## [EXERCISE INSTRUCTIONS]
Count how many lines below include the string "Spline", and give that number without anything else.

(MATERIAL FOR THIS EXERCISE begins)

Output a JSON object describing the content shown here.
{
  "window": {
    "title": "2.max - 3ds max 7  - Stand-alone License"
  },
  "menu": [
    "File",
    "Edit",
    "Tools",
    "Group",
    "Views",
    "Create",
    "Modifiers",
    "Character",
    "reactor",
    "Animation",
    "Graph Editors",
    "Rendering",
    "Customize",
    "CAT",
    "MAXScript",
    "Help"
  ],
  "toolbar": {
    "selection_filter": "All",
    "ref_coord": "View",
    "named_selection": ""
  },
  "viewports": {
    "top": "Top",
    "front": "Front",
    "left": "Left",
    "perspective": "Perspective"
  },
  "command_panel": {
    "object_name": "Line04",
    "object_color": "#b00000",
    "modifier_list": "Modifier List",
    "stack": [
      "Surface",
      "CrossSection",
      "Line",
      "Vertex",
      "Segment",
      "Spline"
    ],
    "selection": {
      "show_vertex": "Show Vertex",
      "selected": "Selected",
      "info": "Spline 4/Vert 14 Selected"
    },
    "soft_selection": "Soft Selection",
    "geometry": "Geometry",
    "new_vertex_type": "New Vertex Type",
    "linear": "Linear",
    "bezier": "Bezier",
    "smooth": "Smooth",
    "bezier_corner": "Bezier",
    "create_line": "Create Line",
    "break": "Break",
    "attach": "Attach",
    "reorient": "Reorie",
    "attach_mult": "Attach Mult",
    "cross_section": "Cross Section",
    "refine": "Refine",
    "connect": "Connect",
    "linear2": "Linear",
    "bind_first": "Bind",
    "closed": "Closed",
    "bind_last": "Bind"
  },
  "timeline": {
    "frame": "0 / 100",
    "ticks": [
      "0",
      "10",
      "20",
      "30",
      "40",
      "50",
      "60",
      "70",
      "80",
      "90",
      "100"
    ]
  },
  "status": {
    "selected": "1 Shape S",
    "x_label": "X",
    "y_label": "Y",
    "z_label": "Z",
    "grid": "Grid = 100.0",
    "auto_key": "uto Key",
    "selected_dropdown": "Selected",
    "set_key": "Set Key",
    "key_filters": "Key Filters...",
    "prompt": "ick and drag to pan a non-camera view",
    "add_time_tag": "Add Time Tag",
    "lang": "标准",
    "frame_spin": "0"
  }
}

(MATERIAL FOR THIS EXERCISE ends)

## [FINISHED EXERCISE]
2